The Feminist Judgments Project put theory into practice by engaging in a real-world exercise of writing feminist judgments for leading cases in English law. In doing so, the research demonstrated the extent to which the experiences and concerns of women from diverse backgrounds continue to be poorly reflected in law.
The Feminist Judgments Project was a highly collaborative project, involving over 50 academics, activists, and members of the legal profession. Inspired by the Women’s Court of Canada, it was led by Professor Rosemary Hunter, Professor Erika Rackley and Professor Clare McGlynn (Durham University) and involved a number of other Kent Law School academics.
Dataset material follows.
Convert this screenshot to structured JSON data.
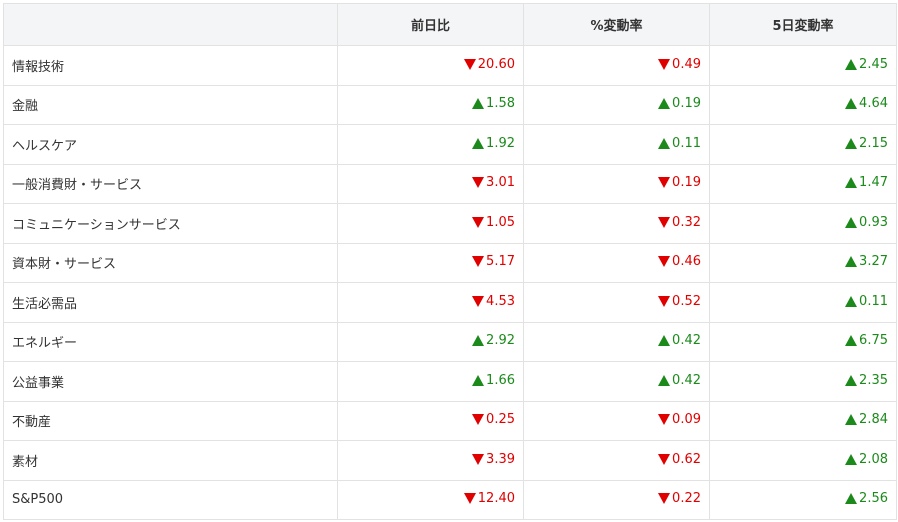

Feminist judgment writing has since ‘gone global’, with projects to date completed in Australia, New Zealand, Northern/Ireland, the USA and in International Law, and ongoing in India, Africa and Scotland. Kent Law School staff have also led and/or participated in the Australian, New Zealand and Northern/Irish projects.
By writing feminist judgments project members seek to highlight and challenge the often unarticulated biases of the actual judgments in the chosen cases and the values underpinning the law more generally. As such, the projects provide a novel approach to questions of the social, political and economic influences on law and contribute to thinking about the social impact of law. By imagining a feminist judge sitting on the court at the same time as the original judges, they show how cases could have been decided differently and in more socially just ways.
The research has generated wide interest among judges, legal professionals, NGOs, journalists and the wider public, both in the UK and world-wide. It has also been used in higher education to provoke students to think critically about judicial decision-making.
For further reading, the feminist judgments are published in Feminist Judgments: From Theory to Practice (Hart Publishing September 2010).